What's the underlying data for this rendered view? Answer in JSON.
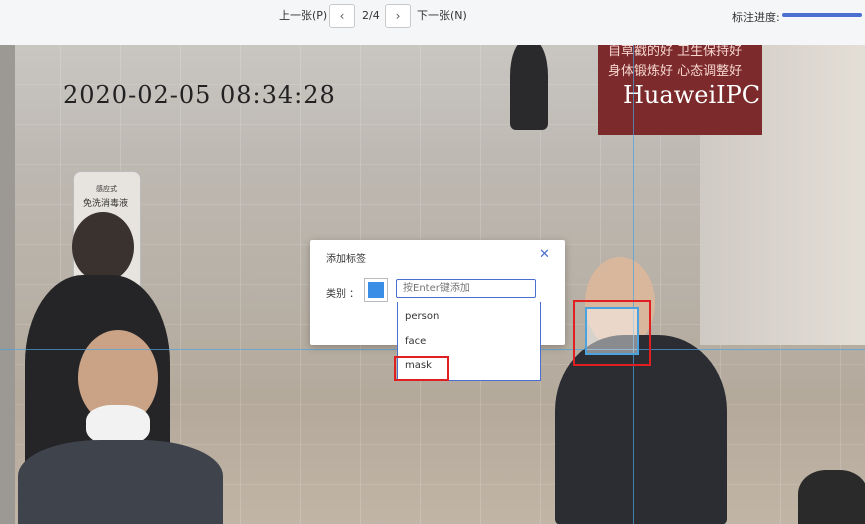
{
  "toolbar": {
    "prev_label": "上一张(P)",
    "page_indicator": "2/4",
    "next_label": "下一张(N)",
    "progress_label": "标注进度:",
    "progress_fraction": 1.0,
    "prev_icon": "chevron-left-icon",
    "next_icon": "chevron-right-icon"
  },
  "image": {
    "timestamp": "2020-02-05  08:34:28",
    "camera_watermark": "HuaweiIPC",
    "banner_lines": [
      "自草戳的好  卫生保持好",
      "身体锻炼好  心态调整好"
    ],
    "sign_lines": [
      "感应式",
      "免洗消毒液"
    ]
  },
  "dialog": {
    "title": "添加标签",
    "close_icon": "close-icon",
    "category_label": "类别 ：",
    "swatch_color": "#3a8ee6",
    "input_placeholder": "按Enter键添加",
    "options": [
      "person",
      "face",
      "mask"
    ]
  },
  "colors": {
    "accent": "#4b6fd1",
    "guide": "#4aa3df",
    "highlight": "#e02020"
  }
}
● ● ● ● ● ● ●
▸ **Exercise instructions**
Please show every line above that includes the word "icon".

▸ **Output**
    "prev_icon": "chevron-left-icon",
    "next_icon": "chevron-right-icon"
    "close_icon": "close-icon",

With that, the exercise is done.